*** Provided data ***

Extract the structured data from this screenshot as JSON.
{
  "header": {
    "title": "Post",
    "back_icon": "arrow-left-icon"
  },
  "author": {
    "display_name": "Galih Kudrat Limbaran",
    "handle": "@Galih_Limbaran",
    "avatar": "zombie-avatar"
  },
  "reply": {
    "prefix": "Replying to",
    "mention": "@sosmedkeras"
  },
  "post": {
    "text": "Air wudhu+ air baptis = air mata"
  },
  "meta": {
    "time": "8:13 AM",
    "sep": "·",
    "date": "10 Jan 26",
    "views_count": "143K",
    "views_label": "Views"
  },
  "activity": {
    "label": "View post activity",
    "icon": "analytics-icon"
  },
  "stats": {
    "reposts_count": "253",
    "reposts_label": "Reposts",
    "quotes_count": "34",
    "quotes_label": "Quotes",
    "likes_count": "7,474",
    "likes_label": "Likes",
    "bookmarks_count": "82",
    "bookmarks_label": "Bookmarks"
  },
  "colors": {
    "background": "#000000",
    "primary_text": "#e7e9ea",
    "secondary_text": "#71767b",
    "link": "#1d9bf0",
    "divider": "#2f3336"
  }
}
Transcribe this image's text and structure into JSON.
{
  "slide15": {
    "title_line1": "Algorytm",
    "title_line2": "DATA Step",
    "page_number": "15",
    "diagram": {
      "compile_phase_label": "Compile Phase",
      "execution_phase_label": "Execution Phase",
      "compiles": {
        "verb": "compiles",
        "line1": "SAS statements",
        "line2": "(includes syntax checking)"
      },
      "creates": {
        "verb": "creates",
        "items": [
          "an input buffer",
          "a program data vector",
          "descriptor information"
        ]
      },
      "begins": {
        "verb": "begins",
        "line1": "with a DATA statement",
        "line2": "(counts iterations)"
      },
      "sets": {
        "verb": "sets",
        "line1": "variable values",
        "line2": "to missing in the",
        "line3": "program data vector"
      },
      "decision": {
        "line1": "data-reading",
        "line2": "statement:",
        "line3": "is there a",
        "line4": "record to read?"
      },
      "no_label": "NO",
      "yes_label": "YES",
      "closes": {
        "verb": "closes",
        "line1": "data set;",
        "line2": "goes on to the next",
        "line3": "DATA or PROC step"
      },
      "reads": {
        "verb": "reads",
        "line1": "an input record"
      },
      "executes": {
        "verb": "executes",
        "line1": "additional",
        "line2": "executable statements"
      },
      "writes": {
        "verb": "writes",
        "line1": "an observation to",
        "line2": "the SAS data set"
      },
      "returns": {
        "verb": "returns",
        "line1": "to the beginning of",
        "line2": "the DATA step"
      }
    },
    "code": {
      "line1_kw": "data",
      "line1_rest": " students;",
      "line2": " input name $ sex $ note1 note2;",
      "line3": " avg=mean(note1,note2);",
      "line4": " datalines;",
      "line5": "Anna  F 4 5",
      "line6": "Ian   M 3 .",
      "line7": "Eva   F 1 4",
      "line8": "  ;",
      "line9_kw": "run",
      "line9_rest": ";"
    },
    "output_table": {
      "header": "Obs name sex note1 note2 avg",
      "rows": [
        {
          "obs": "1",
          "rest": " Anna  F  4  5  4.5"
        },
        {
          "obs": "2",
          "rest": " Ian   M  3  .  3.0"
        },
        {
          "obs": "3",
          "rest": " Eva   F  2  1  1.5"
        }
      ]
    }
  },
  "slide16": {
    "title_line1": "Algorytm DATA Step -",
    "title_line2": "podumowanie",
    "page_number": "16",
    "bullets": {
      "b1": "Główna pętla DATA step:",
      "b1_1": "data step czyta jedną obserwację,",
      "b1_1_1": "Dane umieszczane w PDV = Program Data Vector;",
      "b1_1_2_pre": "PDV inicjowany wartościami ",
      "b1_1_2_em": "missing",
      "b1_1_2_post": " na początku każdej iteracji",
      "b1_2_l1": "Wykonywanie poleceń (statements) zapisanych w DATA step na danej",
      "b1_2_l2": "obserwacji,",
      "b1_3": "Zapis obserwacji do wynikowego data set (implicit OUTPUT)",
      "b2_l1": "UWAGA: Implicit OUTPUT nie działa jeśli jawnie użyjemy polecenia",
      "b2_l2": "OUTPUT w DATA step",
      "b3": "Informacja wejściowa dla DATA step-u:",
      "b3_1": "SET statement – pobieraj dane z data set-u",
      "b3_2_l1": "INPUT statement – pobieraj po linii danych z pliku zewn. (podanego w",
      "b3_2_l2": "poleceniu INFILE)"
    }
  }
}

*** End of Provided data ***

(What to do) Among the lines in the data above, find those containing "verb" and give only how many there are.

(Finished task) 9